▶ _Your task_: Only the number is needed. Please count the lines below in which the word "this" occurs.

[Interface dataset entries]

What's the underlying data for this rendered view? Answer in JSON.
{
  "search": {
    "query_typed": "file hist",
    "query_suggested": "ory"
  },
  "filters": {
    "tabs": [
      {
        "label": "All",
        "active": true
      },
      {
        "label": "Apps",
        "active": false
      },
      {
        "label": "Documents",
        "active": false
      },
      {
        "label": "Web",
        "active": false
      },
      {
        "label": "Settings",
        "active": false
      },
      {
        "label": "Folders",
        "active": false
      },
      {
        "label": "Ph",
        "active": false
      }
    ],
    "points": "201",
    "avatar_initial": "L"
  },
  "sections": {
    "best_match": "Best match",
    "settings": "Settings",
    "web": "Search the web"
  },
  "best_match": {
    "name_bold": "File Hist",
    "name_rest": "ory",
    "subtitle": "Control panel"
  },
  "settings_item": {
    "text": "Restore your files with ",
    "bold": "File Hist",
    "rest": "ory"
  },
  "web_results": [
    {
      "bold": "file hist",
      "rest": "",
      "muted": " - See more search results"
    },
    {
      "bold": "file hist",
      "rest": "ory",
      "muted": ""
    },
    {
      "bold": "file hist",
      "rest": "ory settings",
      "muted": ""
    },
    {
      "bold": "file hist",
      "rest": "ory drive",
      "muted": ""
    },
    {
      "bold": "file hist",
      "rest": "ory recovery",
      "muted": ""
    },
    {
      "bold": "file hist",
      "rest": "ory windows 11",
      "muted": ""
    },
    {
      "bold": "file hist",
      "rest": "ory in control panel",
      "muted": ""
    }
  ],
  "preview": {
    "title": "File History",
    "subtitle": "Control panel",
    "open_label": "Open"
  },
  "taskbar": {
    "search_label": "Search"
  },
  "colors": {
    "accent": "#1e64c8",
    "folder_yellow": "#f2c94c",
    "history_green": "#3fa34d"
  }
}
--
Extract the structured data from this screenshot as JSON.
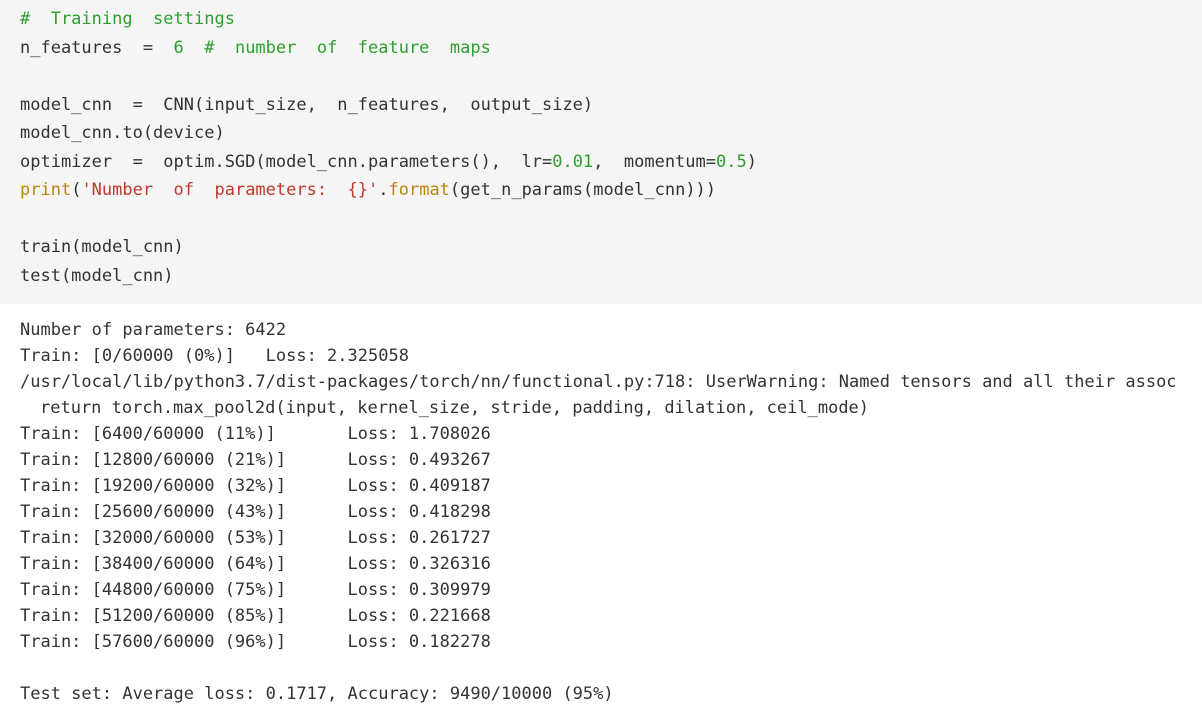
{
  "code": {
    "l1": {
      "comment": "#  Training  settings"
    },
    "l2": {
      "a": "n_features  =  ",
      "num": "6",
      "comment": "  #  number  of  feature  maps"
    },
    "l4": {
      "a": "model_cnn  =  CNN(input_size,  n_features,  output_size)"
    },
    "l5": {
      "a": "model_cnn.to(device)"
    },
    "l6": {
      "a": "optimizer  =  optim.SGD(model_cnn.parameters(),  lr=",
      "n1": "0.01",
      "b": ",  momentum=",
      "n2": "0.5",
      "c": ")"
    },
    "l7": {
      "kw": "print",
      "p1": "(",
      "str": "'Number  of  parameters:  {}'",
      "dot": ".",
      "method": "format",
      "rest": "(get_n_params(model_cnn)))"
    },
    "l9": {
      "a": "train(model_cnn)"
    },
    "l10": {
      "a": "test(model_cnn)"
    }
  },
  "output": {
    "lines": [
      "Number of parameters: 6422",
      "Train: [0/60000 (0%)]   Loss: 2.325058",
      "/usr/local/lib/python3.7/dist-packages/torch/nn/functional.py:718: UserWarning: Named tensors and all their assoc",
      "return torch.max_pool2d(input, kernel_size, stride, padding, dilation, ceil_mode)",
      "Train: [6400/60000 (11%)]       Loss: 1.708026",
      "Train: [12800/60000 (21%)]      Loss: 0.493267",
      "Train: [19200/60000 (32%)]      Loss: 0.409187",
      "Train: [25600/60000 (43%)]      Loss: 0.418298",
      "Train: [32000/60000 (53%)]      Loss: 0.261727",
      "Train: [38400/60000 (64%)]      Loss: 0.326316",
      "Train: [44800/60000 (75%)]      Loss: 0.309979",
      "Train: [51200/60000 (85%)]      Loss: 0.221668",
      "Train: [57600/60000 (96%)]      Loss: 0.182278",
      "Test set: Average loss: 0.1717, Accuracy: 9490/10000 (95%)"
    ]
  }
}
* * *
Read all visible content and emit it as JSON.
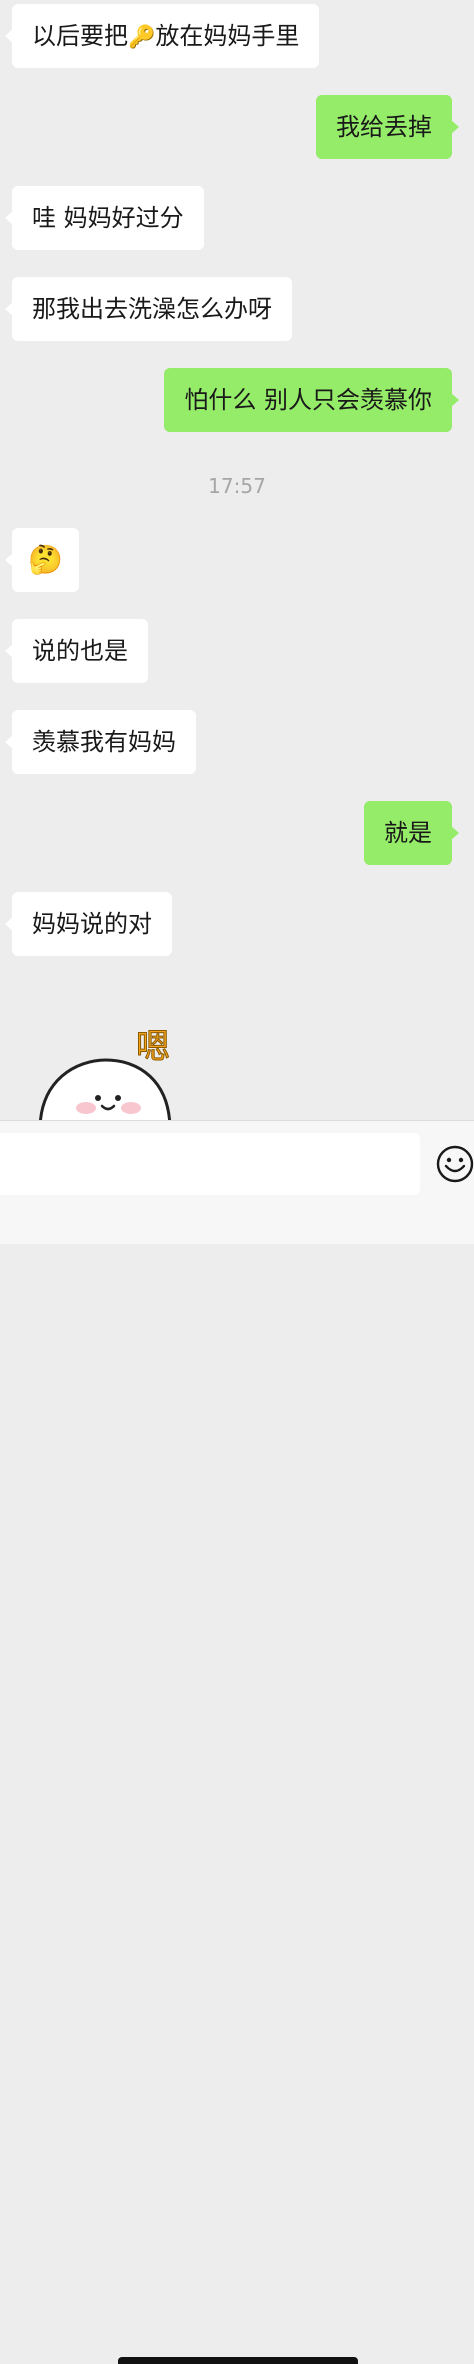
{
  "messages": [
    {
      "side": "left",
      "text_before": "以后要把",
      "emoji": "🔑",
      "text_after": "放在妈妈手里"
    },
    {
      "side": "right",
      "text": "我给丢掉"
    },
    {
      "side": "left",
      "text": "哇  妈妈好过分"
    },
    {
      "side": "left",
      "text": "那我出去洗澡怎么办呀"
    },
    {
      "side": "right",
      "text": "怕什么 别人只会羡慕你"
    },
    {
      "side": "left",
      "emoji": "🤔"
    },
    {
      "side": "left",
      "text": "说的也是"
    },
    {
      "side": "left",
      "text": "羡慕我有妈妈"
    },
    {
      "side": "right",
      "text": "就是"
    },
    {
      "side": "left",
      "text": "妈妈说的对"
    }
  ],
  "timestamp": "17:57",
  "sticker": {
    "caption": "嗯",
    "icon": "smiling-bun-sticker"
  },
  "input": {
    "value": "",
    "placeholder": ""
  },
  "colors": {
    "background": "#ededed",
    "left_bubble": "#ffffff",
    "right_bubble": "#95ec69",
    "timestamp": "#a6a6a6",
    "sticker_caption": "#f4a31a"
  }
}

▶ _Answer space_: 2